The opinion of the court was delivered by: DUSEN
Approximately a year after the VOLUNTARY PETITION UNDER CHAPTER X was filed in this case, the trustee filed this Petition, requesting that the creditor (A. T. Massey Coal Company, Inc.) having an outstanding lien on the primary asset (cleaning plant and tipple) of the debtor, which might be productive of income, show cause why an order should not be entered against it requiring it to make available, at its place of business in Richmond, Va., to the trustee, and accountants acting in the trustee's behalf, all records of the sales transactions between the debtor and the said creditor having a lien on such primary asset (Document No. 28). After receipt of a copy of the above-mentioned Petition and attached Rule to Show Cause, sent by certified mail to its office in Richmond (see Document No. 30), the A. T. Massey Coal Company, Inc. has appeared specially, contending that this court has no jurisdiction to enter any order requiring it to make the requested records available to the trustee or his accountant.
The above-mentioned creditor has been the exclusive selling agent for the debtor's coal and, in this capacity, has acquired an unsecured claim against the debtor as well as a claimed lien upon the cleaning plant, tipple, and mining machinery of the debtor in an amount in excess of $ 200,000 (par. 4 of Document No. 26). The trustee (an experienced, retired coal company executive) has stated that the clause under which this creditor has been establishing the price for which it has sold the debtor's coal, and pursuant to which the above unsecured claim and alleged lien are stated to have been acquired,
is a most unusual one (see testimony at hearing of 1/17/62 and Exhibit P-1).
One of the largest Philadelphia law firms has made this statement:
'There is a serious question as to whether Massey was actually acting as a selling agent or whether he was in effect purchasing the coal for himself at a price less than could be obtained on the market. Nevertheless, Massey charged Preston with full sales commissions.' (See pp. 1-2 of Exhibit A to Document No. 26).
Also, the contract contains this language:
The trustee has made this statement in a Petition For Leave To Employ An Accountant, which has been granted:
'3. From information which he has acquired, it would appear that the employment of accountants is particularly necessary to investigate the transactions between the debtor and its selling agent, A. T. Massey Coal Company.' (Par. 3 of Document No. 26.)
The record discloses that the Small Business Administration, by Authorization bearing Docket No. L163,343 Rich., has approved the debtor's request for a loan of $ 350,000 for new capital (par. 3 ff. of Document No. 25), subject to certain conditions and limitations, and that the debtor is in negotiation with a third party who may submit a proposition for the reorganization of the debtor and may utilize the Authorization (par. 6 of Document No. 27). However, this third party will not participate in any reorganization of the debtor until a determination is made of the debit and credit position of the debtor and the A. T. Massey Coal Company, Inc. (par. 6 of Document No. 27).

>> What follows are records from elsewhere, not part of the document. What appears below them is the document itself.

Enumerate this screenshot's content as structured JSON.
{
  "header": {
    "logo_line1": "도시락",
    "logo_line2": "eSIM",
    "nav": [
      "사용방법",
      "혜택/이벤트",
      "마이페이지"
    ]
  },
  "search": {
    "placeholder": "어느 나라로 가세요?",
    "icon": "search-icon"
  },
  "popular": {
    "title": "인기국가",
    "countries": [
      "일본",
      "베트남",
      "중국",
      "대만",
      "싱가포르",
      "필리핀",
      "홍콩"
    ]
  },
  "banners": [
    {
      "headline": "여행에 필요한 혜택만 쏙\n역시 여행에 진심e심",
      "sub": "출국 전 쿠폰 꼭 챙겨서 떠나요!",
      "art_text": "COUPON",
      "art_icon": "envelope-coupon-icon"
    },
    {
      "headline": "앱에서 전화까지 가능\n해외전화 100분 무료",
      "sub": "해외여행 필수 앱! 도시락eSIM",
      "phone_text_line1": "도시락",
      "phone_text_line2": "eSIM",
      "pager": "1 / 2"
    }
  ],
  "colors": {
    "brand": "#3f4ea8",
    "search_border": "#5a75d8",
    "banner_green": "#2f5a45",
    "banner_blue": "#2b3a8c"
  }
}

Under § 111 of the Bankruptcy Act (11 U.S.C.A. § 511), this court has 'exclusive jurisdiction of the debtor and its property, wherever located.' This cleaning plant, tipple and machinery on which this creditor asserts a lien are subject to the jurisdiction of this court, even though located in Virginia. Collier states that the purpose of this section is 'to render the authority and control of the reorganization tribunal paramount and all-embracing to the extent required to achieve the ends contemplated by Chapter X; * * *.' (6 Collier (14th Ed.) p. 572).
At 6 Collier (14th Ed.), p. 601, the following language is used:
'Accordingly, exclusive jurisdiction over the debtor and its property, wherever located, carries with it -- as we have already seen -- the power to protect that property and adjudicate all claims and interests relating to it and this includes 'by necessary inference' the power to send process to that and for service upon the persons affected 'wherever they may be found within the United States.' The usefulness of corporate reorganization would be greatly minimized if the Reorganization Court were powerless when exercising its summary jurisdiction to send its process into any state when necessary to effectuate the purpose of the statute. Indeed, such interpretations would be in the very teeth of the expressed intent of Congress.'
See, also, Warder v. Brady, 115 F.2d 89, 93 (4th Cir.1940); In re Standard Gas and Electric Co., 139 F.2d 149 (3rd Cir. 1943); In re Cuyahoga Finance Co., 136 F.2d 18, 20-21 (6th Cir.1943).
Section 167 (11 U.S.C.A. § 567) ...